▸ **THE TASK**
Take every line from the entries below that includes the word "JSON" and copy it.

[Opening DATA SHOWN section]

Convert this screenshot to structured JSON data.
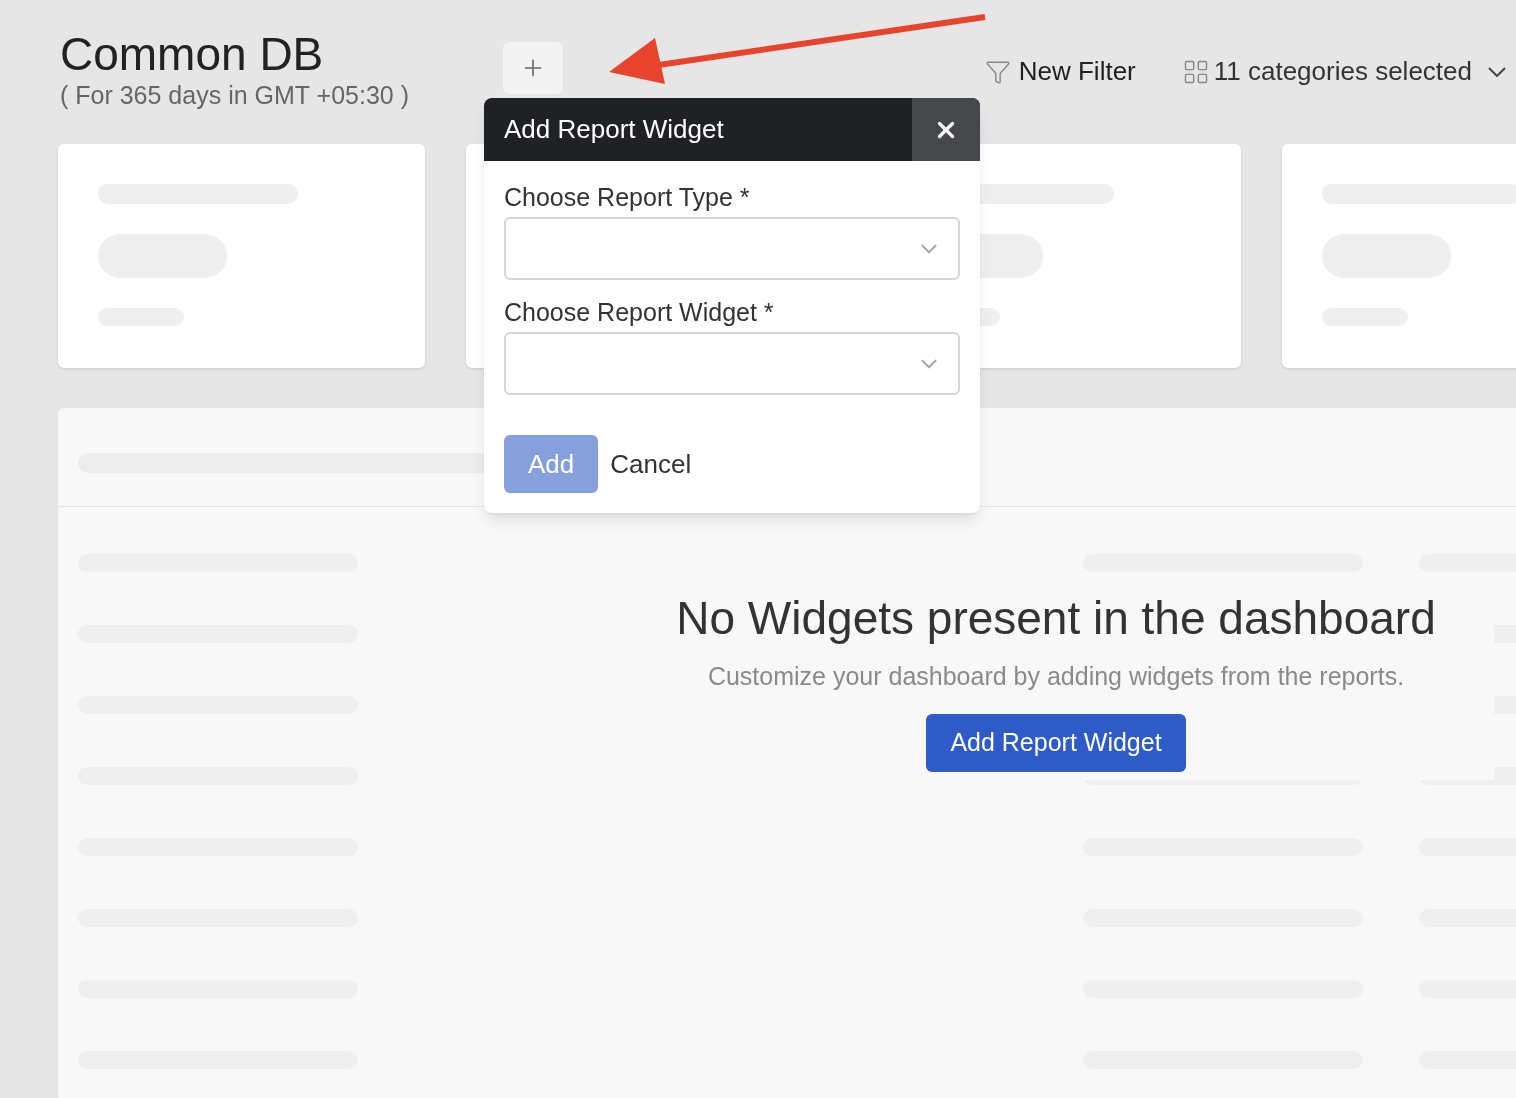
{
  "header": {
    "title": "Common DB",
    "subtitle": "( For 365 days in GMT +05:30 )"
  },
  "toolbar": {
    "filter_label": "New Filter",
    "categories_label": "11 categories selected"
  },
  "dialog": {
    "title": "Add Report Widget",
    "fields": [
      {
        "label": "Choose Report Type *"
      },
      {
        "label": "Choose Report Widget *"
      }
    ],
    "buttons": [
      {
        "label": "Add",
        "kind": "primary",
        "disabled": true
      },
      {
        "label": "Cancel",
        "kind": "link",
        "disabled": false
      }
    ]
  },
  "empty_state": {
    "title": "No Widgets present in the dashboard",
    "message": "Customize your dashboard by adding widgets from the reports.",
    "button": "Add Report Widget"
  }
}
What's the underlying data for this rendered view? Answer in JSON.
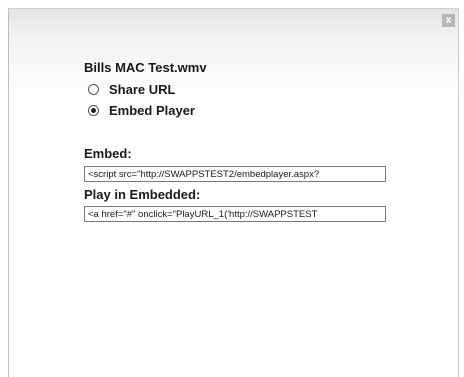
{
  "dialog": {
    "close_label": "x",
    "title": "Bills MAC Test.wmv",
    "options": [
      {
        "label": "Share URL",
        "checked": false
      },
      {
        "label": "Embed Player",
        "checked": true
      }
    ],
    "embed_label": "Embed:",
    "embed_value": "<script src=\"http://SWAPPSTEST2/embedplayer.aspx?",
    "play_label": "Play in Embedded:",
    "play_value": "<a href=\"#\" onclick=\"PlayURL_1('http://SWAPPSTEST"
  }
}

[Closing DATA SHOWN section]

▸ **EXERCISE ANSWER**
Convert this screenshot to structured JSON data.
What's the underlying data for this rendered view? Answer in JSON.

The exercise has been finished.